■ What you need to do
Please report how many lines in the data underneath hold the word "games", with no other text.

**** Entries supplied

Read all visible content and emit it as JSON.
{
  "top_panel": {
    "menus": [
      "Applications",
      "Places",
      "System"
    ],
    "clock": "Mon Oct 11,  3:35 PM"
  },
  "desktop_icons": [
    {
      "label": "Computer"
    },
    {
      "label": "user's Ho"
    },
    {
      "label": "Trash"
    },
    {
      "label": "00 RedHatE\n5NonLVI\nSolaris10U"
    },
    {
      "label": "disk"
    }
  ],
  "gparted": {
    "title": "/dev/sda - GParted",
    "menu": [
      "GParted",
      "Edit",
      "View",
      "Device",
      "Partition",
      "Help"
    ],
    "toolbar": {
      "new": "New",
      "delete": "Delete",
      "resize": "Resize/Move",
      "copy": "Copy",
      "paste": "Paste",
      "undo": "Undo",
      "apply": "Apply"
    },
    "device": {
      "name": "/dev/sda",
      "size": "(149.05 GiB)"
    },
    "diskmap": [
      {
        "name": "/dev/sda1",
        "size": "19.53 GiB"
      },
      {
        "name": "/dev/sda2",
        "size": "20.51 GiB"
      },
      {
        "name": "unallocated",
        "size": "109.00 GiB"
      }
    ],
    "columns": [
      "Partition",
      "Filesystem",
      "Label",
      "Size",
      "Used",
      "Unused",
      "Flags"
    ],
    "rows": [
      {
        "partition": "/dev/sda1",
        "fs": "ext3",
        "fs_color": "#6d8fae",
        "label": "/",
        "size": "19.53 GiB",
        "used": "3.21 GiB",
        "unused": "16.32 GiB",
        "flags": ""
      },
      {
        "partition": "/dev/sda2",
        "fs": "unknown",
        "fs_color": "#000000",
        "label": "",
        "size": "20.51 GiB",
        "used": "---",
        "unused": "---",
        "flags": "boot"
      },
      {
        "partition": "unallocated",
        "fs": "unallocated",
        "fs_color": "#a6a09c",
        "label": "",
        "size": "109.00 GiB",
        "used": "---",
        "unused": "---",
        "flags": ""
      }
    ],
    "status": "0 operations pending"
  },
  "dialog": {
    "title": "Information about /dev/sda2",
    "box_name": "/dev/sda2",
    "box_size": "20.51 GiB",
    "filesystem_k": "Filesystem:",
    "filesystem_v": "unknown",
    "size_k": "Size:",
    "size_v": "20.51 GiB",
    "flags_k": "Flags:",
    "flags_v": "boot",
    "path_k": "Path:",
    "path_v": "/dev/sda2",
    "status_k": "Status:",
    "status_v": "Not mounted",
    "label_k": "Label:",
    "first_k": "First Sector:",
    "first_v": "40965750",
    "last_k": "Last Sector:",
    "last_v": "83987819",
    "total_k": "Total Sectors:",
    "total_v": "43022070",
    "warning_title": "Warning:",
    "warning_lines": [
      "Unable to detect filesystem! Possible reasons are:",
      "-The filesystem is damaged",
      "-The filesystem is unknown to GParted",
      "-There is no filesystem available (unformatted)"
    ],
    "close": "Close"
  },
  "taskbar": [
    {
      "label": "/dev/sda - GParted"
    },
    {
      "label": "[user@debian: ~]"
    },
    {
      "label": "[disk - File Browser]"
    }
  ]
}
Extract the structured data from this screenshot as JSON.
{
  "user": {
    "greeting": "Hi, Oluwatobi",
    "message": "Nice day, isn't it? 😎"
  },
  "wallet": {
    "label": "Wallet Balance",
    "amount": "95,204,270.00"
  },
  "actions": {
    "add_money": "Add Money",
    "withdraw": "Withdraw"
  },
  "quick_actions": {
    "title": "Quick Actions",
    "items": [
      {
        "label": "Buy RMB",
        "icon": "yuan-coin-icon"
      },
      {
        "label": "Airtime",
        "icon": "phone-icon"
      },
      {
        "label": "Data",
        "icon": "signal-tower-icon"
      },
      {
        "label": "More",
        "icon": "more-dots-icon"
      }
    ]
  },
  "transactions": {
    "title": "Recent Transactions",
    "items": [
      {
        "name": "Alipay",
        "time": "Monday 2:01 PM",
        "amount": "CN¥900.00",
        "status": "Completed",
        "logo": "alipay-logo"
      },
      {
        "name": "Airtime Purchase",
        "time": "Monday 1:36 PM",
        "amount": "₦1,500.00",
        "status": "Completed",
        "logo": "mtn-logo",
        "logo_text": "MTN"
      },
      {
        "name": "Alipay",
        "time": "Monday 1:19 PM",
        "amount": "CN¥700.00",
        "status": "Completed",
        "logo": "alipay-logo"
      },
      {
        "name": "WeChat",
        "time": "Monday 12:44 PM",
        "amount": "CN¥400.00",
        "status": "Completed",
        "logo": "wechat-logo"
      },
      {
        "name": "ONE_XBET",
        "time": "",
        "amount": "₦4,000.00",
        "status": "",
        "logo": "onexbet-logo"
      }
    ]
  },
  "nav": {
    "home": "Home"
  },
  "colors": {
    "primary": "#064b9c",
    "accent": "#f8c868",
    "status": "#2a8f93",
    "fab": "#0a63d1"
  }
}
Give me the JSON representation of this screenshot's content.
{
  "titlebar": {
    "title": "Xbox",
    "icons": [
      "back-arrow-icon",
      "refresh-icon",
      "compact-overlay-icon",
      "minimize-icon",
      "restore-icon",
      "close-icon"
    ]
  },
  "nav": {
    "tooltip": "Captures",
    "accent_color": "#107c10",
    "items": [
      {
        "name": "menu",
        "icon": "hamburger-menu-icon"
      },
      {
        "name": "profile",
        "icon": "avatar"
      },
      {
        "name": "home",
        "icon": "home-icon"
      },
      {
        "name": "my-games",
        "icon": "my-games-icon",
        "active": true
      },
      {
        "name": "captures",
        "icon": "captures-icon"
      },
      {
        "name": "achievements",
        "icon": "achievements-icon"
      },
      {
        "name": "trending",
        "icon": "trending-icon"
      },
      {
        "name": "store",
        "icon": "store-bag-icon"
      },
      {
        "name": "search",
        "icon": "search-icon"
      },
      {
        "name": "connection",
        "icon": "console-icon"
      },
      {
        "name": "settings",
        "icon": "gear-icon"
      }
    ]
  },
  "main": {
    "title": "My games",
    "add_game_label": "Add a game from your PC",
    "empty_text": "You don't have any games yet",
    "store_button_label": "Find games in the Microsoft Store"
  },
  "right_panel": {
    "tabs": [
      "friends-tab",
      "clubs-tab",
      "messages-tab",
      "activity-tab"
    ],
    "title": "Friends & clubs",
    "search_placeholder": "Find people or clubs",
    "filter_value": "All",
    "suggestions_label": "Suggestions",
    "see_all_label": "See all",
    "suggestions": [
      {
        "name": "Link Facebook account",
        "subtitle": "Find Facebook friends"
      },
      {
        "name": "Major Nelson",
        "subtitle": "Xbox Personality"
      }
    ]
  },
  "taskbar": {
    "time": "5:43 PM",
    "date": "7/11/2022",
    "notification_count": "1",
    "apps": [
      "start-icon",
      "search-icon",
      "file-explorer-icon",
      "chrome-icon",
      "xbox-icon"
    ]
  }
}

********

■ Response below
5